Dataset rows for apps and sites

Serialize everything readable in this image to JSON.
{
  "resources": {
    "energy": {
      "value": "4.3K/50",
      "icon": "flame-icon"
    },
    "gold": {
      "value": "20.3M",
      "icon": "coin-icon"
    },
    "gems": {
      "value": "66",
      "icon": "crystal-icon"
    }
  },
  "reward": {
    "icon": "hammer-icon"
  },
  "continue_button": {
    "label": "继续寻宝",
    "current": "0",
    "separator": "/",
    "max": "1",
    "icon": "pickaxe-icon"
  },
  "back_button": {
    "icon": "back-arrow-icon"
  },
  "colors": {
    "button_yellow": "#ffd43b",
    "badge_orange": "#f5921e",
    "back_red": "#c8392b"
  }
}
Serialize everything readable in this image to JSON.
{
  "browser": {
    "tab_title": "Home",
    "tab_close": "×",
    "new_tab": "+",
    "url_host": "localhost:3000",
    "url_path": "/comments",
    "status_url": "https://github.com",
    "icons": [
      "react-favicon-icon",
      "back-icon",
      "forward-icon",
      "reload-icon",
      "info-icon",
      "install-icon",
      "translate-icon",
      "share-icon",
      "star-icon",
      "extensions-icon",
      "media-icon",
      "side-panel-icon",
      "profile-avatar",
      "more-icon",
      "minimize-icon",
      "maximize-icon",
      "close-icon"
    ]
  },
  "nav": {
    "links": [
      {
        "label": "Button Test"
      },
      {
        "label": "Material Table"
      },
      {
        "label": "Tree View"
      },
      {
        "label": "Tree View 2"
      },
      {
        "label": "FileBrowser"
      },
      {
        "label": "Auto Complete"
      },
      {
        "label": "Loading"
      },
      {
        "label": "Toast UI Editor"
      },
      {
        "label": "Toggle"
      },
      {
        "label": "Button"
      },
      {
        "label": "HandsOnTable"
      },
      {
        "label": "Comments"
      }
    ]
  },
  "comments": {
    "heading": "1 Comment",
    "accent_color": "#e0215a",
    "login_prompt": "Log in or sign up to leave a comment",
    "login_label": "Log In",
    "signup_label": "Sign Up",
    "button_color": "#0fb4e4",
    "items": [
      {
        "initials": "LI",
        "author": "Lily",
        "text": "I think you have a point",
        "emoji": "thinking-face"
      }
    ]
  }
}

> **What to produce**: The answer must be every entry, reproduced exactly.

> **Result of the exercise**:
Serialize everything readable in this image to JSON.
{
  "resources": {
    "energy": {
      "value": "4.3K/50",
      "icon": "flame-icon"
    },
    "gold": {
      "value": "20.3M",
      "icon": "coin-icon"
    },
    "gems": {
      "value": "66",
      "icon": "crystal-icon"
    }
  },
  "reward": {
    "icon": "hammer-icon"
  },
  "continue_button": {
    "label": "继续寻宝",
    "current": "0",
    "separator": "/",
    "max": "1",
    "icon": "pickaxe-icon"
  },
  "back_button": {
    "icon": "back-arrow-icon"
  },
  "colors": {
    "button_yellow": "#ffd43b",
    "badge_orange": "#f5921e",
    "back_red": "#c8392b"
  }
}
Serialize everything readable in this image to JSON.
{
  "browser": {
    "tab_title": "Home",
    "tab_close": "×",
    "new_tab": "+",
    "url_host": "localhost:3000",
    "url_path": "/comments",
    "status_url": "https://github.com",
    "icons": [
      "react-favicon-icon",
      "back-icon",
      "forward-icon",
      "reload-icon",
      "info-icon",
      "install-icon",
      "translate-icon",
      "share-icon",
      "star-icon",
      "extensions-icon",
      "media-icon",
      "side-panel-icon",
      "profile-avatar",
      "more-icon",
      "minimize-icon",
      "maximize-icon",
      "close-icon"
    ]
  },
  "nav": {
    "links": [
      {
        "label": "Button Test"
      },
      {
        "label": "Material Table"
      },
      {
        "label": "Tree View"
      },
      {
        "label": "Tree View 2"
      },
      {
        "label": "FileBrowser"
      },
      {
        "label": "Auto Complete"
      },
      {
        "label": "Loading"
      },
      {
        "label": "Toast UI Editor"
      },
      {
        "label": "Toggle"
      },
      {
        "label": "Button"
      },
      {
        "label": "HandsOnTable"
      },
      {
        "label": "Comments"
      }
    ]
  },
  "comments": {
    "heading": "1 Comment",
    "accent_color": "#e0215a",
    "login_prompt": "Log in or sign up to leave a comment",
    "login_label": "Log In",
    "signup_label": "Sign Up",
    "button_color": "#0fb4e4",
    "items": [
      {
        "initials": "LI",
        "author": "Lily",
        "text": "I think you have a point",
        "emoji": "thinking-face"
      }
    ]
  }
}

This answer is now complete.